Right way to Choosing a Payment Gateway
Picking the right payment gateway for your online business is a necessary task (you want to get paid, right?), but the process of finding one can be confusing. No two payment tools are the same. Each provider has unique fees and features that are best for different industries or company sizes.
Overwhelmed by all of the options? It’s understandable, especially due to the sheer volume of payment processors on the market, but don’t fear! Formstack, an online form building platform, has put together a handy website, as well as the infographic below, comparing several of the most popular payment gateways used by startups and small businesses.
If you’re just beginning to research the best payment tool for your company, consider the following five factors:
1. Fees. When choosing a gateway, you will generally encounter three different fees that vary by company: monthly fees, transaction fees, and setup fees. Some tools will require a membership fee, billed monthly, for letting you use their service, while others will simply charge a flat cut or a percentage of every transaction. Setup fees, while usually small, are a one-time expense you will encounter when initially setting up a payment gateway.
It’s important to plan your budget and company vision before researching fees and charges. Many of the smaller payment gateways do not charge monthly fees, but a more robust system might be better for your business if you expect rapid growth.
2. Currencies. If you primarily conduct business in the United States, this factor will be less of a concern. However, if you are an online company with international consumers, you need to be sure that your chosen provider supports your customer base. Some payment gateways are built with the domestic consumer in mind and only accept USD. Others might accept Euros and the Canadian dollar, but if you need even more options, PayPal and Sagepay accept up to 20 different currencies.

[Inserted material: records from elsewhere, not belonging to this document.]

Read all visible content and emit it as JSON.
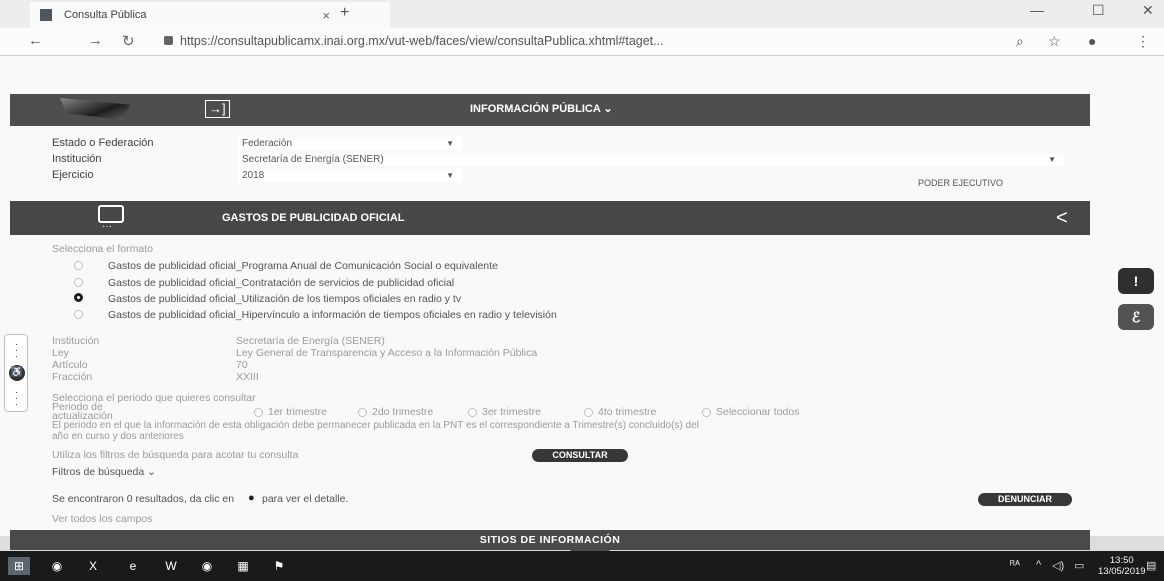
{
  "browser": {
    "tab_title": "Consulta Pública",
    "tab_close": "×",
    "new_tab": "+",
    "url": "https://consultapublicamx.inai.org.mx/vut-web/faces/view/consultaPublica.xhtml#taget...",
    "minimize": "—",
    "maximize": "☐",
    "close": "✕"
  },
  "header": {
    "title": "INFORMACIÓN PÚBLICA ⌄",
    "login_icon": "→]"
  },
  "filters": {
    "estado_label": "Estado o Federación",
    "estado_value": "Federación",
    "institucion_label": "Institución",
    "institucion_value": "Secretaría de Energía (SENER)",
    "ejercicio_label": "Ejercicio",
    "ejercicio_value": "2018",
    "poder": "PODER EJECUTIVO"
  },
  "section": {
    "title": "GASTOS DE PUBLICIDAD OFICIAL"
  },
  "formato": {
    "label": "Selecciona el formato",
    "options": [
      {
        "label": "Gastos de publicidad oficial_Programa Anual de Comunicación Social o equivalente",
        "selected": false
      },
      {
        "label": "Gastos de publicidad oficial_Contratación de servicios de publicidad oficial",
        "selected": false
      },
      {
        "label": "Gastos de publicidad oficial_Utilización de los tiempos oficiales en radio y tv",
        "selected": true
      },
      {
        "label": "Gastos de publicidad oficial_Hipervínculo a información de tiempos oficiales en radio y televisión",
        "selected": false
      }
    ]
  },
  "details": {
    "institucion_label": "Institución",
    "institucion_value": "Secretaría de Energía (SENER)",
    "ley_label": "Ley",
    "ley_value": "Ley General de Transparencia y Acceso a la Información Pública",
    "articulo_label": "Artículo",
    "articulo_value": "70",
    "fraccion_label": "Fracción",
    "fraccion_value": "XXIII"
  },
  "periodo": {
    "prompt": "Selecciona el periodo que quieres consultar",
    "label_line1": "Periodo de",
    "label_line2": "actualización",
    "options": [
      "1er trimestre",
      "2do trimestre",
      "3er trimestre",
      "4to trimestre",
      "Seleccionar todos"
    ],
    "note_line1": "El periodo en el que la información de esta obligación debe permanecer publicada en la PNT es el correspondiente a Trimestre(s) concluido(s) del",
    "note_line2": "año en curso y dos anteriores"
  },
  "busqueda": {
    "hint": "Utiliza los filtros de búsqueda para acotar tu consulta",
    "consultar": "CONSULTAR",
    "filtros": "Filtros de búsqueda ⌄"
  },
  "results": {
    "text_before": "Se encontraron 0 resultados, da clic en",
    "text_after": "para ver el detalle.",
    "denunciar": "DENUNCIAR",
    "ver_todos": "Ver todos los campos"
  },
  "footer": {
    "sitios": "SITIOS DE INFORMACIÓN"
  },
  "taskbar": {
    "time": "13:50",
    "date": "13/05/2019",
    "lang": "ᴿᴬ"
  }
}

3. Recurring Billing. This feature allows you to set up an automatic billing cycle for customers who operate on subscription. Recurring billing is a must for businesses with monthly payment plans. Additionally, nonprofits have found utility in recurring billing, as this functionality allows organizations to easily collect funds from repeat donors.
4. Mobile Payments. According to Localytics, over 60 percent of consumers believe mobile payments will replace credit card purchases, even in point-of-sale environments. Payment gateways with this functionality allow consumers to transfer money using their mobile device, either with a branded app or a mobile-optimized site. Because this feature is provided through the designated payment gateway, it still holds the same compliance and security standards.
As a startup owner, it might be easy to dismiss this feature as unnecessary when building your company. However, the inclusion of mobile payments might expose you to a powerful demographic of early adopters in technology. If you choose not to include mobile payments when initially launching your company, consider incorporating this functionality in a future iteration.
5. On-Site Payment. With some gateways, your customers will be directed to a third-party site to complete their purchases, instead of staying on your webpage. Off-site payment is often a component of “lower” plans within payment gateways, meaning you can upgrade to include on-site payment.
When choosing a tool, consider the user experience when purchasing a product on your site. If you don’t mind your user leaving your page when completing a purchase, you can probably get away with not having on-site payment. However, this feature can increase brand retention by keeping the entire purchase process on your site, so weigh your options wisely.
For even more insight into your options, check out this infographic: